Can I Still Use My Wood Stove if It Smokes When I Open the Door?

Yes, you can still use your wood stove if it smokes when you open the door. However, it’s important to troubleshoot the issue to ensure efficient operation. Consider alternative heating options if necessary.

How Can I Tell if My Wood Stove Has a Draft Issue?

To troubleshoot wood stove draft issues, look for signs like smoke escaping when the door is opened. Check for obstructions in the chimney, ensure proper air intake, and consider installing a damper or draft-inducing device.

Is It Normal for a Wood Stove to Produce Some Smoke When Opening the Door?

When I open the door of my wood stove, it is normal for a little smoke to escape.
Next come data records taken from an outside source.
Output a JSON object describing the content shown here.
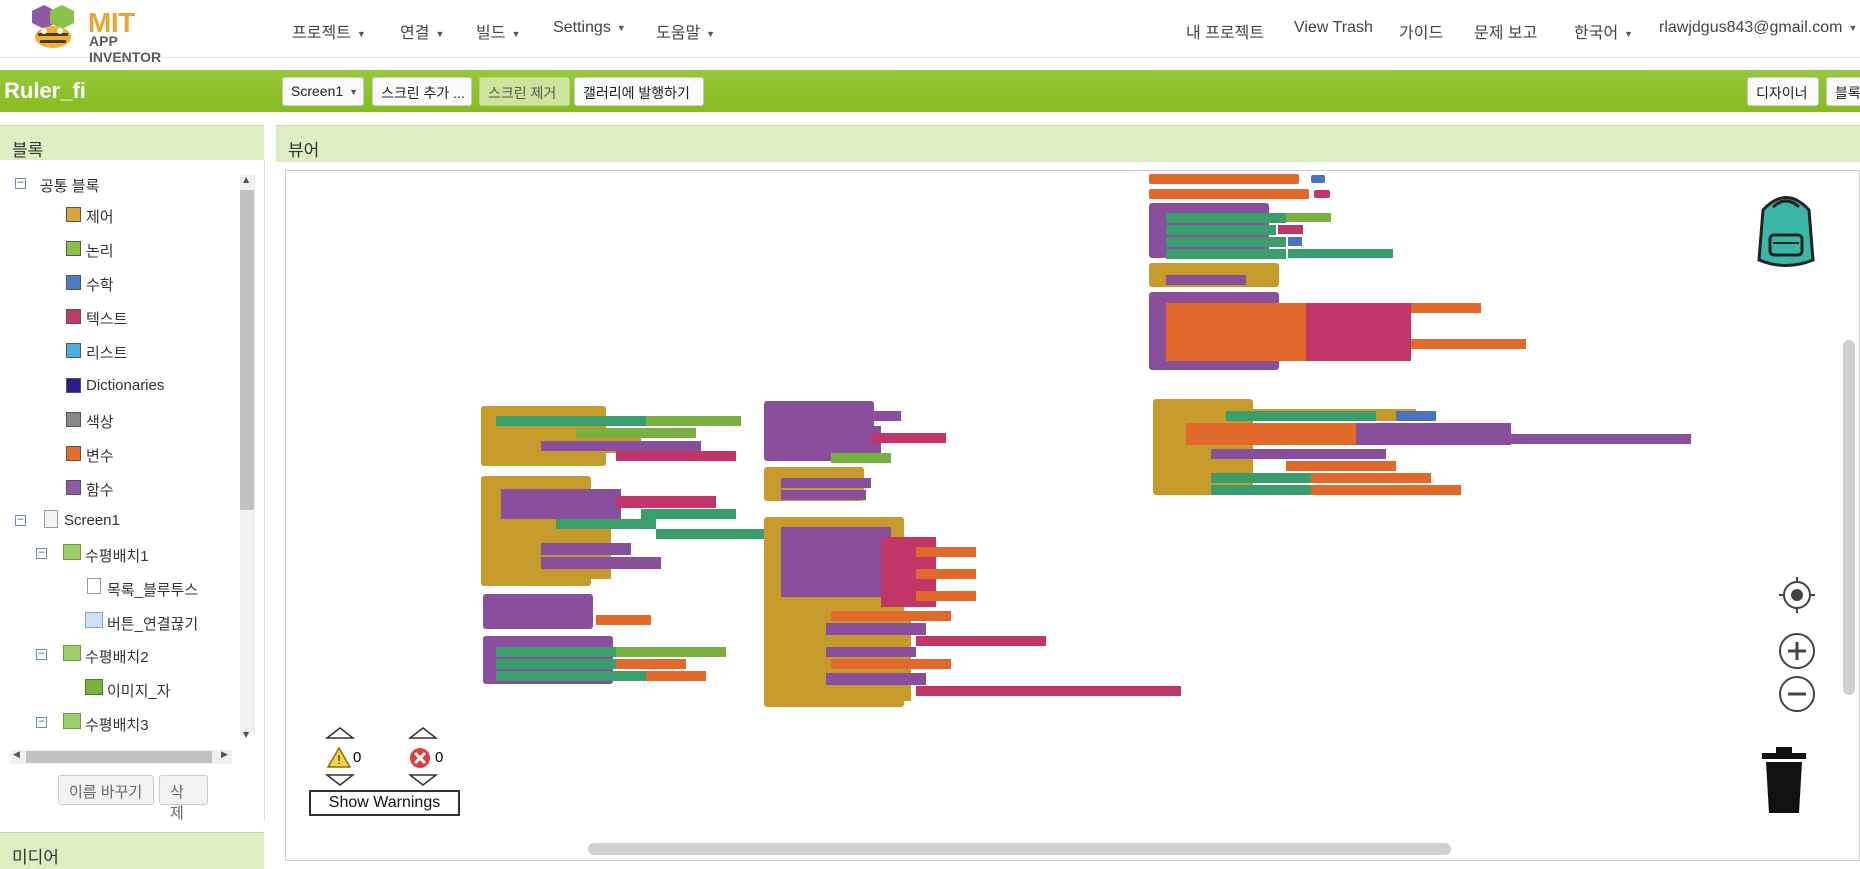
{
  "app": {
    "logo_line1": "MIT",
    "logo_line2": "APP INVENTOR"
  },
  "nav": {
    "left": [
      "프로젝트",
      "연결",
      "빌드",
      "Settings",
      "도움말"
    ],
    "right": {
      "my_projects": "내 프로젝트",
      "view_trash": "View Trash",
      "guide": "가이드",
      "report": "문제 보고",
      "language": "한국어",
      "account": "rlawjdgus843@gmail.com"
    }
  },
  "project": {
    "name": "Ruler_fi",
    "screen_select": "Screen1",
    "add_screen": "스크린 추가 ...",
    "remove_screen": "스크린 제거",
    "publish_gallery": "갤러리에 발행하기",
    "designer": "디자이너",
    "blocks": "블록"
  },
  "blocks_panel": {
    "title": "블록",
    "builtin": "공통 블록",
    "categories": [
      {
        "label": "제어",
        "color": "#d8a53a"
      },
      {
        "label": "논리",
        "color": "#8cbf45"
      },
      {
        "label": "수학",
        "color": "#4a7cc0"
      },
      {
        "label": "텍스트",
        "color": "#c0396b"
      },
      {
        "label": "리스트",
        "color": "#4ab0d9"
      },
      {
        "label": "Dictionaries",
        "color": "#2d1a8c"
      },
      {
        "label": "색상",
        "color": "#888888"
      },
      {
        "label": "변수",
        "color": "#e56b2d"
      },
      {
        "label": "함수",
        "color": "#8f5aa0"
      }
    ],
    "screen": "Screen1",
    "components": [
      {
        "label": "수평배치1",
        "level": 1,
        "icon": "arrangement"
      },
      {
        "label": "목록_블루투스",
        "level": 2,
        "icon": "listpicker"
      },
      {
        "label": "버튼_연결끊기",
        "level": 2,
        "icon": "button"
      },
      {
        "label": "수평배치2",
        "level": 1,
        "icon": "arrangement"
      },
      {
        "label": "이미지_자",
        "level": 2,
        "icon": "image"
      },
      {
        "label": "수평배치3",
        "level": 1,
        "icon": "arrangement"
      }
    ],
    "rename": "이름 바꾸기",
    "delete": "삭제",
    "media": "미디어"
  },
  "viewer": {
    "title": "뷰어",
    "warnings_count": "0",
    "errors_count": "0",
    "show_warnings": "Show Warnings"
  },
  "colors": {
    "green_bar": "#8bc34a",
    "panel_head": "#dfeec2",
    "control": "#c79a2c",
    "procedure": "#8a4f9c",
    "variable": "#e0692b",
    "text": "#c13568",
    "logic": "#7ab040",
    "component": "#3a9d6c",
    "math": "#4a73bd"
  }
}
However, excessive smoke may indicate a draft issue. Regular wood stove maintenance and troubleshooting can help resolve this problem.

Can I Prevent Smoke From Entering My Home When I Open the Wood Stove Door?

To prevent smoke leakage when opening the wood stove door, ensure effective door sealing. This will help keep the smoke contained within the stove and prevent it from entering your home.

How Often Should I Clean and Maintain My Wood Stove to Prevent Smoke-Related Issues?

To prevent smoke-related issues, it is important to maintain and clean your wood stove regularly. Develop a cleaning schedule that suits your usage, but generally, cleaning every 1-2 months is recommended for optimal performance and reduced smoke.


So, you’ve discovered the secret to a smoke-free wood stove experience: simply open the door!

Yes, that’s right, by opening the door, you can enjoy a beautiful display of smoke billowing into your living room.

Who needs a traditional fireplace when you can have a wood stove that doubles as a smoke machine? Embrace the irony and let the smoke be your new home decor accessory.

Happy burning!